Return to Seller
|January 2021||Hagelstam - Finland||Felicite Sleeping, With Parrot - Signed Print|
|December 2020||Karl & Faber - Germany||Felicite Sleeping, With Parrot - Signed Print|
|March 2020||Ketterer Kunst Hamburg - Germany||Felicite Sleeping, With Parrot - Signed Print|
|July 2017||Bonhams Knightsbridge - United Kingdom||Felicite Sleeping, With Parrot - Signed Print|
|July 2017||Koller Zurich - Switzerland||Felicite Sleeping, With Parrot - Signed Print|
|December 2015||Uppsala Auktionskammare - Sweden||Felicite Sleeping, With Parrot - Signed Print|
|February 2013||Sotheby's Paris - France||Felicite Sleeping, With Parrot - Signed Print|
Hockney’s subject, Felicite, is executed in black and white, whilst the parrot perched atop her hand is vividly coloured with greens, yellows and reds, a bright contrast to the monochromatic sleeping woman. This etching was inspired by Gustave Flaubert’s A Simple Heart, in which Flaubert writes about the imagined life of a servant girl. In this novella, Madame Aubain inherits a parrot, Loulou, from a friend. But, on finding the bird a nuisance, she gives him to Felicite to care for. It is this narrative that inspired Hockney’s etching. Hockney has the ability to capture the subtleties of his subjects’ expressions. Hockney lends a distinctive energy to each sitter, capturing something innate to their characters, rendered even when his pencil captures them as they sleep.

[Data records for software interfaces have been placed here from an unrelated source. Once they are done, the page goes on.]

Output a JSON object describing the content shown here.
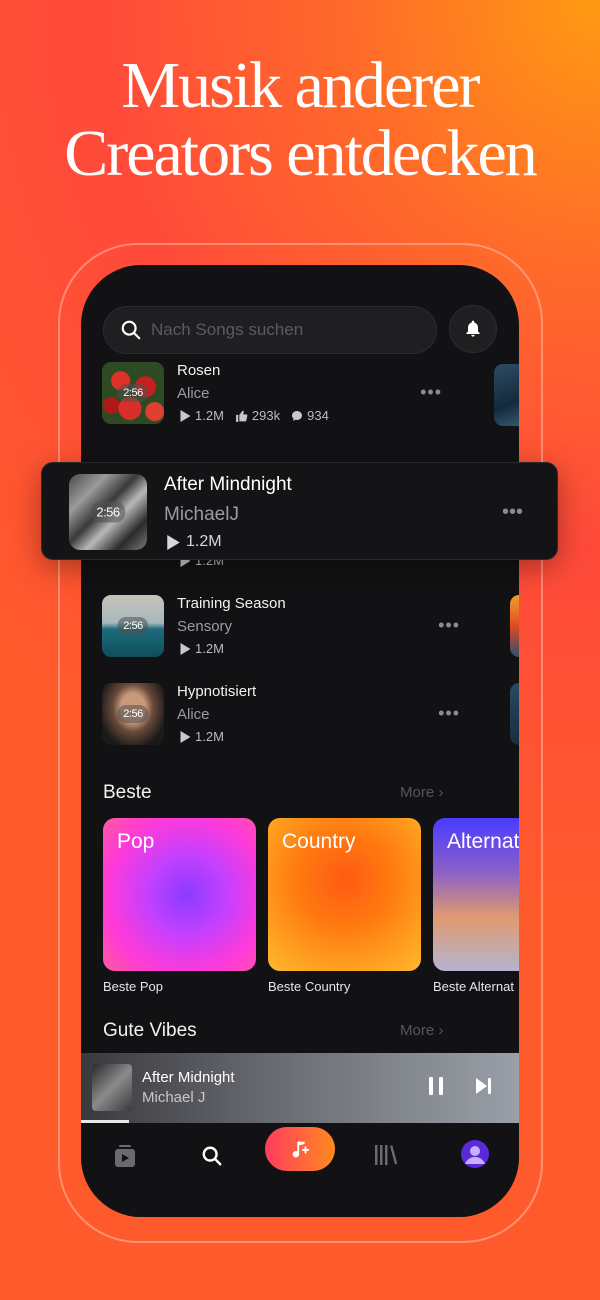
{
  "headline": {
    "line1": "Musik anderer",
    "line2": "Creators entdecken"
  },
  "search": {
    "placeholder": "Nach Songs suchen",
    "icon": "search-icon"
  },
  "notifications": {
    "icon": "bell-icon"
  },
  "songs": [
    {
      "title": "Rosen",
      "artist": "Alice",
      "duration": "2:56",
      "plays": "1.2M",
      "likes": "293k",
      "comments": "934"
    },
    {
      "title": "Training Season",
      "artist": "Sensory",
      "duration": "2:56",
      "plays": "1.2M"
    },
    {
      "title": "Hypnotisiert",
      "artist": "Alice",
      "duration": "2:56",
      "plays": "1.2M"
    }
  ],
  "hidden_row": {
    "plays": "1.2M"
  },
  "featured": {
    "title": "After Mindnight",
    "artist": "MichaelJ",
    "duration": "2:56",
    "plays": "1.2M"
  },
  "sections": {
    "beste": {
      "title": "Beste",
      "more": "More"
    },
    "gute_vibes": {
      "title": "Gute Vibes",
      "more": "More"
    }
  },
  "genres": [
    {
      "label": "Pop",
      "caption": "Beste Pop"
    },
    {
      "label": "Country",
      "caption": "Beste Country"
    },
    {
      "label": "Alternat",
      "caption": "Beste Alternat"
    }
  ],
  "player": {
    "title": "After Midnight",
    "artist": "Michael J",
    "progress": 0.11
  },
  "nav": {
    "items": [
      "feed-icon",
      "search-icon",
      "create-icon",
      "library-icon",
      "profile-icon"
    ]
  },
  "colors": {
    "accent_start": "#ff3c5e",
    "accent_end": "#ff8a1e",
    "background": "#121214"
  }
}
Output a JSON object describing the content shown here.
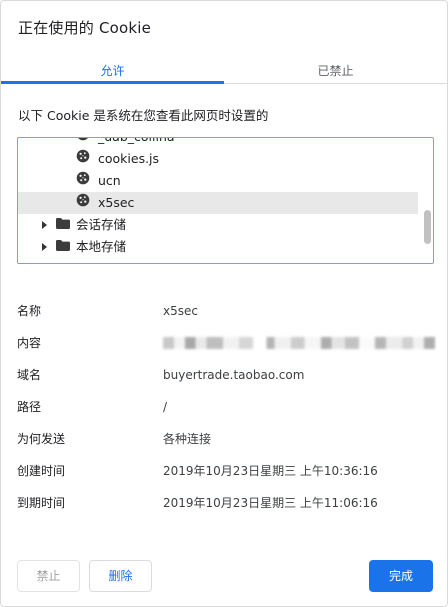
{
  "dialog": {
    "title": "正在使用的 Cookie"
  },
  "tabs": [
    {
      "label": "允许",
      "active": true
    },
    {
      "label": "已禁止",
      "active": false
    }
  ],
  "allowed": {
    "caption": "以下 Cookie 是系统在您查看此网页时设置的",
    "tree": {
      "items": [
        {
          "type": "cookie",
          "label": "_uab_collina",
          "selected": false
        },
        {
          "type": "cookie",
          "label": "cookies.js",
          "selected": false
        },
        {
          "type": "cookie",
          "label": "ucn",
          "selected": false
        },
        {
          "type": "cookie",
          "label": "x5sec",
          "selected": true
        },
        {
          "type": "folder",
          "label": "会话存储",
          "expanded": false
        },
        {
          "type": "folder",
          "label": "本地存储",
          "expanded": false
        }
      ]
    }
  },
  "details": {
    "name": {
      "label": "名称",
      "value": "x5sec"
    },
    "content": {
      "label": "内容",
      "value": "",
      "obscured": true
    },
    "domain": {
      "label": "域名",
      "value": "buyertrade.taobao.com"
    },
    "path": {
      "label": "路径",
      "value": "/"
    },
    "send_for": {
      "label": "为何发送",
      "value": "各种连接"
    },
    "created": {
      "label": "创建时间",
      "value": "2019年10月23日星期三 上午10:36:16"
    },
    "expires": {
      "label": "到期时间",
      "value": "2019年10月23日星期三 上午11:06:16"
    }
  },
  "buttons": {
    "block": "禁止",
    "delete": "删除",
    "done": "完成"
  },
  "colors": {
    "accent": "#1a73e8",
    "selected_row": "#e8e8e8",
    "tree_border": "#7aa0de"
  }
}
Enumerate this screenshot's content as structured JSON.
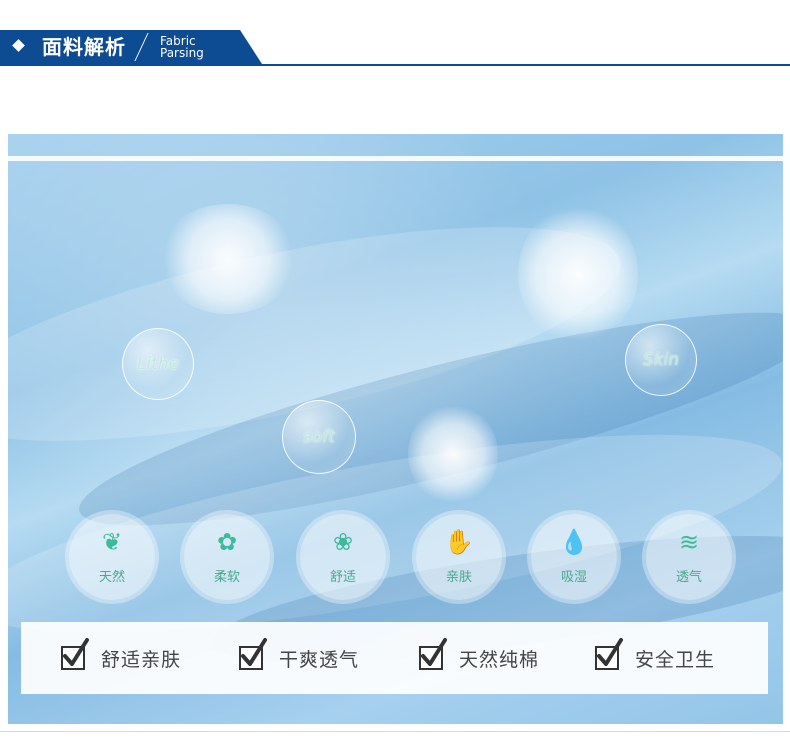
{
  "header": {
    "title": "面料解析",
    "subtitle_line1": "Fabric",
    "subtitle_line2": "Parsing"
  },
  "bubbles": [
    "Lithe",
    "soft",
    "Skin"
  ],
  "badges": [
    {
      "icon": "sprout-icon",
      "glyph": "❦",
      "label": "天然"
    },
    {
      "icon": "cotton-flower-icon",
      "glyph": "✿",
      "label": "柔软"
    },
    {
      "icon": "flower-icon",
      "glyph": "❀",
      "label": "舒适"
    },
    {
      "icon": "hand-icon",
      "glyph": "✋",
      "label": "亲肤"
    },
    {
      "icon": "water-drops-icon",
      "glyph": "💧",
      "label": "吸湿"
    },
    {
      "icon": "air-wave-icon",
      "glyph": "≋",
      "label": "透气"
    }
  ],
  "features": [
    "舒适亲肤",
    "干爽透气",
    "天然纯棉",
    "安全卫生"
  ],
  "colors": {
    "brand_blue": "#0d4b93",
    "fabric_blue": "#9ccbeb",
    "accent_green": "#3dba9c"
  }
}
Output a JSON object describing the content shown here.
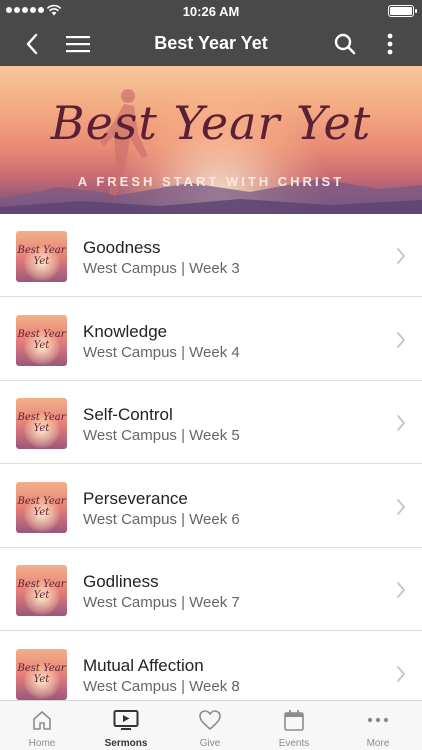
{
  "status_bar": {
    "time": "10:26 AM"
  },
  "nav": {
    "title": "Best Year Yet"
  },
  "hero": {
    "title": "Best Year Yet",
    "subtitle": "A FRESH START WITH CHRIST"
  },
  "sermons": [
    {
      "title": "Goodness",
      "meta": "West Campus | Week 3"
    },
    {
      "title": "Knowledge",
      "meta": "West Campus | Week 4"
    },
    {
      "title": "Self-Control",
      "meta": "West Campus | Week 5"
    },
    {
      "title": "Perseverance",
      "meta": "West Campus | Week 6"
    },
    {
      "title": "Godliness",
      "meta": "West Campus | Week 7"
    },
    {
      "title": "Mutual Affection",
      "meta": "West Campus | Week 8"
    }
  ],
  "thumbnail_text": "Best Year Yet",
  "tabs": [
    {
      "label": "Home",
      "icon": "home-icon"
    },
    {
      "label": "Sermons",
      "icon": "tv-play-icon"
    },
    {
      "label": "Give",
      "icon": "heart-icon"
    },
    {
      "label": "Events",
      "icon": "calendar-icon"
    },
    {
      "label": "More",
      "icon": "more-dots-icon"
    }
  ],
  "active_tab": "Sermons",
  "colors": {
    "bar": "#494949",
    "tab_inactive": "#8c8c8c",
    "tab_active": "#333333"
  }
}
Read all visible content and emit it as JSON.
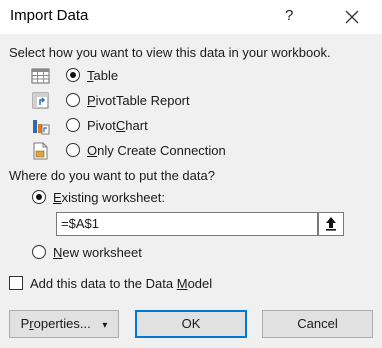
{
  "dialog": {
    "title": "Import Data",
    "help": "?",
    "close_icon": "close-icon"
  },
  "view_prompt": "Select how you want to view this data in your workbook.",
  "view_options": [
    {
      "pre": "",
      "key": "T",
      "post": "able",
      "selected": true,
      "icon": "table-icon"
    },
    {
      "pre": "",
      "key": "P",
      "post": "ivotTable Report",
      "selected": false,
      "icon": "pivottable-icon"
    },
    {
      "pre": "Pivot",
      "key": "C",
      "post": "hart",
      "selected": false,
      "icon": "pivotchart-icon"
    },
    {
      "pre": "",
      "key": "O",
      "post": "nly Create Connection",
      "selected": false,
      "icon": "connection-icon"
    }
  ],
  "put_prompt": "Where do you want to put the data?",
  "existing": {
    "pre": "",
    "key": "E",
    "post": "xisting worksheet:",
    "selected": true
  },
  "cell_ref": "=$A$1",
  "new_ws": {
    "pre": "",
    "key": "N",
    "post": "ew worksheet",
    "selected": false
  },
  "data_model": {
    "pre": "Add this data to the Data ",
    "key": "M",
    "post": "odel",
    "checked": false
  },
  "buttons": {
    "properties": {
      "pre": "P",
      "key": "r",
      "post": "operties...",
      "arrow": "▾"
    },
    "ok": "OK",
    "cancel": "Cancel"
  },
  "colors": {
    "focus": "#0078d7",
    "background": "#f0f0f0"
  }
}
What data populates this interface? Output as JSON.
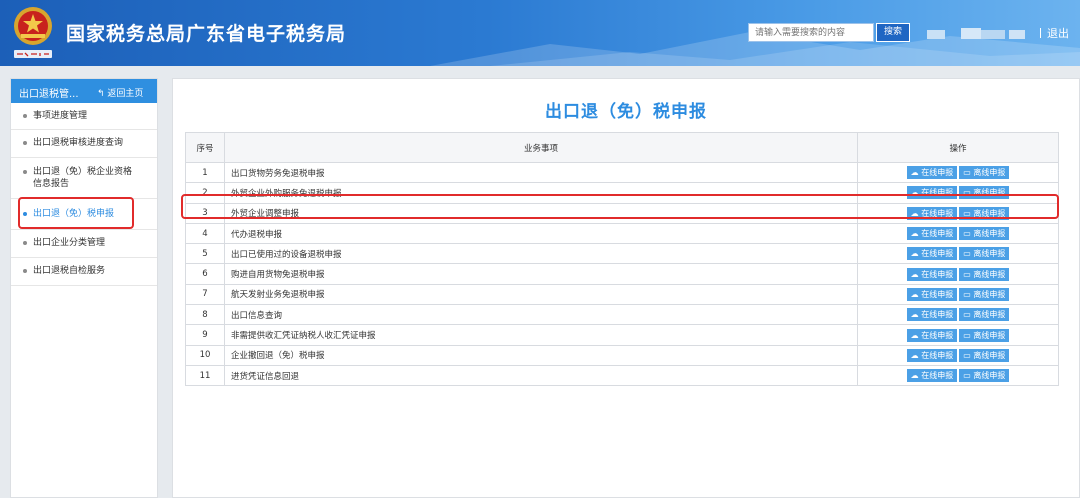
{
  "header": {
    "title": "国家税务总局广东省电子税务局",
    "emblem_caption": "中国税务",
    "search_placeholder": "请输入需要搜索的内容",
    "search_button": "搜索",
    "logout": "退出"
  },
  "sidebar": {
    "title": "出口退税管...",
    "back": "返回主页",
    "items": [
      {
        "label": "事项进度管理"
      },
      {
        "label": "出口退税审核进度查询"
      },
      {
        "label_line1": "出口退（免）税企业资格",
        "label_line2": "信息报告"
      },
      {
        "label": "出口退（免）税申报"
      },
      {
        "label": "出口企业分类管理"
      },
      {
        "label": "出口退税自检服务"
      }
    ]
  },
  "main": {
    "title": "出口退（免）税申报",
    "columns": [
      "序号",
      "业务事项",
      "操作"
    ],
    "online_label": "在线申报",
    "offline_label": "离线申报",
    "rows": [
      {
        "no": "1",
        "item": "出口货物劳务免退税申报"
      },
      {
        "no": "2",
        "item": "外贸企业外购服务免退税申报"
      },
      {
        "no": "3",
        "item": "外贸企业调整申报"
      },
      {
        "no": "4",
        "item": "代办退税申报"
      },
      {
        "no": "5",
        "item": "出口已使用过的设备退税申报"
      },
      {
        "no": "6",
        "item": "购进自用货物免退税申报"
      },
      {
        "no": "7",
        "item": "航天发射业务免退税申报"
      },
      {
        "no": "8",
        "item": "出口信息查询"
      },
      {
        "no": "9",
        "item": "非需提供收汇凭证纳税人收汇凭证申报"
      },
      {
        "no": "10",
        "item": "企业撤回退（免）税申报"
      },
      {
        "no": "11",
        "item": "进货凭证信息回退"
      }
    ]
  },
  "colors": {
    "header_blue": "#1c5fb8",
    "accent": "#2d8ce0",
    "button": "#4ba0e6",
    "highlight_border": "#e12b2b"
  }
}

Hockney claimed he began etching whilst studying at the Royal College: “In actual fact, I started etching there as I hadn’t any money, I hadn’t any paint”. Drawing and printing were to form the basis of his future art. After 1962, Hockney no longer drew self-portraits, but drew those who surrounded him.